The Truth About Lead Poisoning
Lead and other heavy metals such as mercury arsenic are serious health problems. Even a very small amount of these metals builds up in organisms, quickly damaging organs and the nervous system. This is especially a concern in infants and pregnant mothers since lead can damage the baby's developing brain.
Decades ago lead was prevalent in house paint, water pipes, glazed ceramics and even children's toys. Today lead has been banned in most products so you might believe there is no danger of contamination. Unfortunately that is not true. Although sources of lead have been reduced, there are still many remaining, often because there isn't any cost-effective alternative to lead. One common source is the lead-acid battery used in forklifts. Protect your workers from the dangers of lead exposure by using materials handling equipment.
Lifters allow workers to remove batteries from forklifts without coming into direct contact. The distance minimizes the chance the worker will come into contact with the lead or the acid in the cell, both dangerous materials. Workers can easily remove and replace power cells and transport them to a charging area. Remember even a tiny amount of ingested lead, such as the amount you might receive by touching lead and then putting your finger in your mouth, can cause permanent and catastrophic organ damage.
Materials handling equipment reduces the incidence of worker injury. Batteries are heavy and back strain is not uncommon in workers handling these heavy blocks. Lifters minimize the chance of dropping a battery, which can cause injury, damage to the floor, or cracking of the battery case that causes an acid leak.
Another type of materials handling equipment is the washer. Batteries build up corrosion from the acid inside as well as picking up dirt and other materials. The units need to be cleaned now and then to maximize their life and reduce the chance of worker injury. However you can't just hose them off in the parking lot since the running water will leach off a small amount of lead.
If the lead gets into the sewage system, it will eventually contaminate the city's drinking water. If it gets into the water table, it can spread into water holes, lakes and river. Animals drink this water and accumulate the metal, and anything that eats that animal, including humans, will also get a dose of lead.
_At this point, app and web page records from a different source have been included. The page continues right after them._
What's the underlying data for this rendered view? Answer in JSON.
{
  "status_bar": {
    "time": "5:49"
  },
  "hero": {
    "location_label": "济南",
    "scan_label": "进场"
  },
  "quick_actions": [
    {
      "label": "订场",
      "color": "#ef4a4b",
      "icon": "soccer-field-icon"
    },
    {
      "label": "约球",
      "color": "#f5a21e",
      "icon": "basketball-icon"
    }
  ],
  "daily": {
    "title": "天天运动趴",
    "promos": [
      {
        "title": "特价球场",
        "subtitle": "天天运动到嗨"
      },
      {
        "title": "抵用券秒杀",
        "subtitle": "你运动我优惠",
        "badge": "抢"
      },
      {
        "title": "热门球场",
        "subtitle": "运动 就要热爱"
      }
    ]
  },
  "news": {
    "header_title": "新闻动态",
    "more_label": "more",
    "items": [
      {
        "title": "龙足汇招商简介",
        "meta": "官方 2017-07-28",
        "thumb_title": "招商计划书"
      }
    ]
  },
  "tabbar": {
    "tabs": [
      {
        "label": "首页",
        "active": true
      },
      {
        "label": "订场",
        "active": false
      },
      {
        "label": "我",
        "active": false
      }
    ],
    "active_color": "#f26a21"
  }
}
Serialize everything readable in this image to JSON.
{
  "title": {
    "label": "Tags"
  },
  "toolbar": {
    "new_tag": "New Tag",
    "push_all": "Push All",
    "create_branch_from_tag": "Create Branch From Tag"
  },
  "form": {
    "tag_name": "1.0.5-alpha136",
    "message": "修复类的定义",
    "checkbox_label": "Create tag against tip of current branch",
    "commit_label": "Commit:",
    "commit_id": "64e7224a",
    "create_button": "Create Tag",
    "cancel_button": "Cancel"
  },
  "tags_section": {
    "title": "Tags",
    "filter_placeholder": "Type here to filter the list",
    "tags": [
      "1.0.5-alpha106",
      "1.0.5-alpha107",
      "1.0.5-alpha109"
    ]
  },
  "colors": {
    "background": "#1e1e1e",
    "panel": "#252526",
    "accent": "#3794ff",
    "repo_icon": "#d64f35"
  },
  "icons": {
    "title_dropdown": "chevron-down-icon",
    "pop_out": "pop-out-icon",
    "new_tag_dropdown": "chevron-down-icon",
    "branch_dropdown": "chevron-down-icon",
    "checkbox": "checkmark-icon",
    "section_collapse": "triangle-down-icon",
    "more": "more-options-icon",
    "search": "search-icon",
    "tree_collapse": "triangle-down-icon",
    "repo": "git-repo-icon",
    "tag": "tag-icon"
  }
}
Lead is dangerous but it's also relatively easy to control. Use materials handling equipment to manipulate forklift batteries safely.